Certaldo, Tuscany

In the heart of the Valdelsa, between Florence and Siena, lies the picturesque village of Certaldo, entirely built of red bricks and in part still surrounded by walls. In a panoramic position on top of a hill, Certaldo can be reached on foot or by taking the funicular, which quickly connects Certaldo Bassa, the modern part of town at the bottom of the hill, with Certaldo Alta. Certaldo is famous for being the hometown of Giovanni Boccaccio, one of the most important Italian writers from the late Middle Ages. You can visit the house where he lived, which has been turned into a museum, along via Boccaccio, the main street where you will find other notable buildings, such as Palazzo Pretorio, the Church of Saints Jacopo and Filippo, the Logge del Mercato (marketplace buildings), and the casa-torre (house in the shape of a tower) Palazzo Machiavelli.

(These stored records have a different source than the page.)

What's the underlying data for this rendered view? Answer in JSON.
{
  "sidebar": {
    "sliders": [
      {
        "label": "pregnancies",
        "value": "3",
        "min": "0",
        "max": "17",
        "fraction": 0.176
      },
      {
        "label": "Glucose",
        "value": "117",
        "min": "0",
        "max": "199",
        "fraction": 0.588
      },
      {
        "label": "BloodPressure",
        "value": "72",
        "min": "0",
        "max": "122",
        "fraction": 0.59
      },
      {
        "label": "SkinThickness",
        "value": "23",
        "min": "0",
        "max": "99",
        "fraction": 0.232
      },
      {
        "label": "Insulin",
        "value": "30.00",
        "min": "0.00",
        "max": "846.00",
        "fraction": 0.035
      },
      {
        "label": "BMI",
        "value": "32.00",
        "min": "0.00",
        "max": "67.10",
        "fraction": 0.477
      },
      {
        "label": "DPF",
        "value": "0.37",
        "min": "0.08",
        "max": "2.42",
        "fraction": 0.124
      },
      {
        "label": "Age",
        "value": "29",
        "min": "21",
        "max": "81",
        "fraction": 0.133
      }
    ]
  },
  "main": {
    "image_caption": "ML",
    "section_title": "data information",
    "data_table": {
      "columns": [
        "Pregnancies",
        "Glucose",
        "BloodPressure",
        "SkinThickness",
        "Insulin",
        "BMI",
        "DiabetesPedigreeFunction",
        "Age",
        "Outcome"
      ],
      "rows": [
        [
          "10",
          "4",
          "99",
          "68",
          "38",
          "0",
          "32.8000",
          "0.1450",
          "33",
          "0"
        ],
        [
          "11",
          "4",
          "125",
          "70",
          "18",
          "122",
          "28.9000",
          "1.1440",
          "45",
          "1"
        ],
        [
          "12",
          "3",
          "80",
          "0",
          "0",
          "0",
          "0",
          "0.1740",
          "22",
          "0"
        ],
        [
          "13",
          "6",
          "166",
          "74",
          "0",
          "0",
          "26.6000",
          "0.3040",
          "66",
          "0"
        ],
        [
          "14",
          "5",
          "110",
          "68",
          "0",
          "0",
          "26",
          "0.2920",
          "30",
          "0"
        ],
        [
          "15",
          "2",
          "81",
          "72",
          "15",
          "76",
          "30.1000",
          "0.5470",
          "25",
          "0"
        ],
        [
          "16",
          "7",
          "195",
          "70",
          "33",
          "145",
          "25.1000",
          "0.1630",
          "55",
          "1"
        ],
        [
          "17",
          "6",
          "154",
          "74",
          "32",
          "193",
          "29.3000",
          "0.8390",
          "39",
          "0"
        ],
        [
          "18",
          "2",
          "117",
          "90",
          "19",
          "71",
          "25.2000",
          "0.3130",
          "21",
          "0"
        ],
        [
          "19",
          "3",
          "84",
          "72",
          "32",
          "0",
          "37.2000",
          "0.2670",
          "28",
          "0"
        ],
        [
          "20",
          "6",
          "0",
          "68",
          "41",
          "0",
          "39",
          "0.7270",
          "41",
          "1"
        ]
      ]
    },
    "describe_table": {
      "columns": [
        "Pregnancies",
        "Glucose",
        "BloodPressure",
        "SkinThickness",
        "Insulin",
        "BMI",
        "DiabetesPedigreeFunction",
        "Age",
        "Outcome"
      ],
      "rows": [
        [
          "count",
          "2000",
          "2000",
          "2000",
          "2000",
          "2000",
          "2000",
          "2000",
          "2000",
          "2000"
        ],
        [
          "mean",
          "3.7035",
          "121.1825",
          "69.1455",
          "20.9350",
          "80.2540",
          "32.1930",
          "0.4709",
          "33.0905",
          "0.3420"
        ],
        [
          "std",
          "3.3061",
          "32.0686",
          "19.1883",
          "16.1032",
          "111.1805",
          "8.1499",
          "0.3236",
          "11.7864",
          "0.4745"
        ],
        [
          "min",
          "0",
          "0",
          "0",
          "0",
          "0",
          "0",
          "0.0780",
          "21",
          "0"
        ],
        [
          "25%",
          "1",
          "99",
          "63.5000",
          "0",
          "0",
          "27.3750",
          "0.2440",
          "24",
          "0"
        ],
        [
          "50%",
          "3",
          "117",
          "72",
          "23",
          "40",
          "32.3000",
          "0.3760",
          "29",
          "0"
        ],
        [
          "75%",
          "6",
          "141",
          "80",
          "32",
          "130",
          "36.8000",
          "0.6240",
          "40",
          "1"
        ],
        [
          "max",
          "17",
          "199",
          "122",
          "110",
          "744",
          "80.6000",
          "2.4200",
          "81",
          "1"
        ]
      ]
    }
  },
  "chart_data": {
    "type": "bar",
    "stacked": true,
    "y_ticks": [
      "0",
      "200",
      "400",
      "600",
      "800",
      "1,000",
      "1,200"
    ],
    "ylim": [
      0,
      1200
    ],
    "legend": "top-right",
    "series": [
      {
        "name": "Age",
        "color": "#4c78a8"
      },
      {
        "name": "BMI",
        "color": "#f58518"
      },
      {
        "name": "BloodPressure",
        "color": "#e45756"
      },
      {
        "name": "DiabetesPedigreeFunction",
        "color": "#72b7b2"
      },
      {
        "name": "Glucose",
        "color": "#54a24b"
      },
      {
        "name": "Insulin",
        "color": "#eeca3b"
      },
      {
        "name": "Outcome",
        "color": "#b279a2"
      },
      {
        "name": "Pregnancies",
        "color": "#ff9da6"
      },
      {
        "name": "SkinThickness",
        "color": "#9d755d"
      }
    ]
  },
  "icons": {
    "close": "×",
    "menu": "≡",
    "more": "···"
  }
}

End your visit at the Porta del Rivellino, where you can enjoy a beautiful view of the surrounding Tuscan countryside. To round out your visit to this enchanting part of Tuscany, take a cooking class to learn the ropes of the regional cuisine.

Perugia, Umbria

Among the most overlooked places to visit in Italy is Perugia, an important cultural and artistic center located in “the green heart of Italy”, Umbria. Many important painters lived and worked in or near Perugia. One of them is Pietro Vannucci, known as Perugino, who was a native of nearby Città della Pieve, and decorated the city’s Sala del Cambio with a beautiful series of frescoes; eight of his paintings can also be admired in the National Gallery of Umbria, housed in the Palazzo dei Priori. Incidentally, Perugino was the teacher of Renaissance great Raphael. To admire the city’s artistic masterpieces, be sure to take a guided tour. Perugia is also a great base to explore the beautiful region of Umbria while trying a series of fun activities, such as horseback riding in the Umbrian countryside, or cycling through picturesque towns such as Spello, Cannara, and Bevagna.

Western Sicily

To experience the best of Sicily  – a beautiful coastline, historic villages, archeological sites, natural reserves, excellent cuisine – without the crowds of Taormina or Syracuse, head to the region’s western coast. Marsala, Sicily’s most westerly city, makes for a good base for exploring the area. Famous in Italian history as the landing site of Giuseppe Garibaldi’s Expedition of the Thousand on May 11, 1860, it is built on the ruins of the ancient Carthaginian city Lilybaion. Nearby are the Stagnone Lagoon, a marine area famous for its salt ponds, and the archaeological site of Motya, which, in the 8th century BC, was one of the Phoenicians’ most important Sicilian towns. Within an hour’s drive of Marsala is the Zingaro Nature Reserve, Sicily’s first state park, which boasts amazing views of the coastline to be enjoyed strictly on foot. North of the reserve is the former fishermen’s village of San Vito Lo Capo, whose beach is one of the most beautiful in the region. On top of Mount Erice, roughly half an hour from Marsala, is the splendid borgo of Erice. Stroll its narrow alleys and make sure you try  the famous dolcetti di Erice, almond sweets which are said to be the best in Sicily. Heading south from Marsala you will find Selinunte, Europe’s largest archeological site, which was at some point one of the most important Greek colonies in Sicily, founded around 651 BC. Looking for a place to stay? This villa surrounded by a palm tree garden and infinity pool is ideal to relax at the end of a full day of excursions.

The destinations above may not be among the most famous places to visit in Italy, but they are certainly worth a detour!